WHAT THIS TASK INVOLVES: Leave out the pictures and reproduce all of the data exactly.

GIVEN DATA:
********
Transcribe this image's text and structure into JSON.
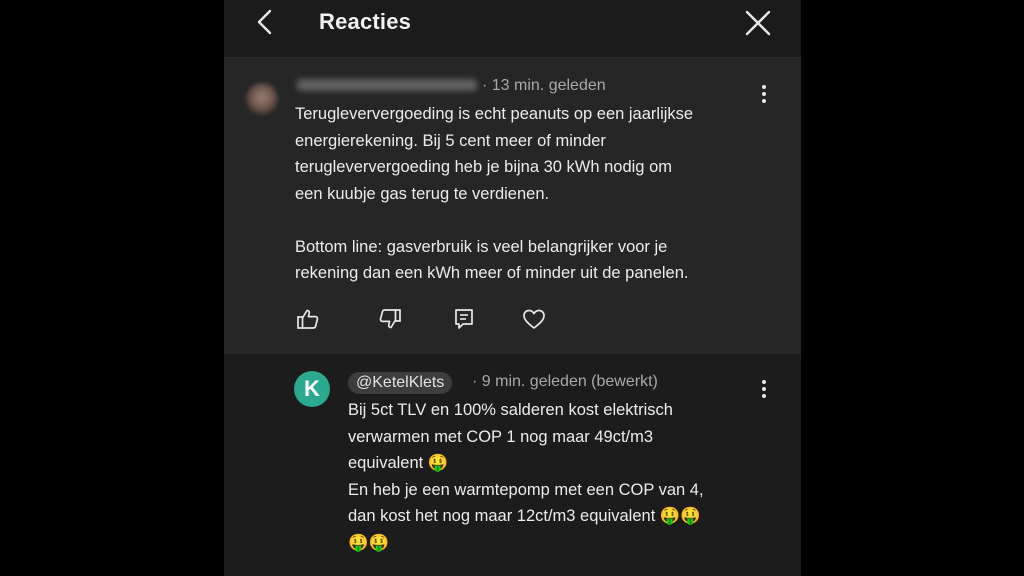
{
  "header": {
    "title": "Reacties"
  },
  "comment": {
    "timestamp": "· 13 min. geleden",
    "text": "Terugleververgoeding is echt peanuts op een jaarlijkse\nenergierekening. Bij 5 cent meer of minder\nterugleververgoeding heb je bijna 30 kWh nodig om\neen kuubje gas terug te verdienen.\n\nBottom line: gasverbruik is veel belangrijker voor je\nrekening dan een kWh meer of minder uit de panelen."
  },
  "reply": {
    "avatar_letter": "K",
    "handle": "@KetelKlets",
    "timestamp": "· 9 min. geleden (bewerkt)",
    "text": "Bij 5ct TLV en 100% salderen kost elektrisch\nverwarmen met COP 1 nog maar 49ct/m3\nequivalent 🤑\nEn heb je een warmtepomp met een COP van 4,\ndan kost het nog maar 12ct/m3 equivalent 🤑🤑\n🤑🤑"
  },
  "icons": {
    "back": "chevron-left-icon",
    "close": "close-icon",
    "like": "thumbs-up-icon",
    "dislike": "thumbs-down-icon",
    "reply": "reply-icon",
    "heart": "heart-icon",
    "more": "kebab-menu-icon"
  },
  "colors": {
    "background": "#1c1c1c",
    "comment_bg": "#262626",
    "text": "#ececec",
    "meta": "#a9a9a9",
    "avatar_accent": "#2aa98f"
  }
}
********
OUTPUT FOR THIS TASK:
Transcribe this image's text and structure into JSON.
{
  "header": {
    "title": "Reacties"
  },
  "comment": {
    "timestamp": "· 13 min. geleden",
    "text": "Terugleververgoeding is echt peanuts op een jaarlijkse\nenergierekening. Bij 5 cent meer of minder\nterugleververgoeding heb je bijna 30 kWh nodig om\neen kuubje gas terug te verdienen.\n\nBottom line: gasverbruik is veel belangrijker voor je\nrekening dan een kWh meer of minder uit de panelen."
  },
  "reply": {
    "avatar_letter": "K",
    "handle": "@KetelKlets",
    "timestamp": "· 9 min. geleden (bewerkt)",
    "text": "Bij 5ct TLV en 100% salderen kost elektrisch\nverwarmen met COP 1 nog maar 49ct/m3\nequivalent 🤑\nEn heb je een warmtepomp met een COP van 4,\ndan kost het nog maar 12ct/m3 equivalent 🤑🤑\n🤑🤑"
  },
  "icons": {
    "back": "chevron-left-icon",
    "close": "close-icon",
    "like": "thumbs-up-icon",
    "dislike": "thumbs-down-icon",
    "reply": "reply-icon",
    "heart": "heart-icon",
    "more": "kebab-menu-icon"
  },
  "colors": {
    "background": "#1c1c1c",
    "comment_bg": "#262626",
    "text": "#ececec",
    "meta": "#a9a9a9",
    "avatar_accent": "#2aa98f"
  }
}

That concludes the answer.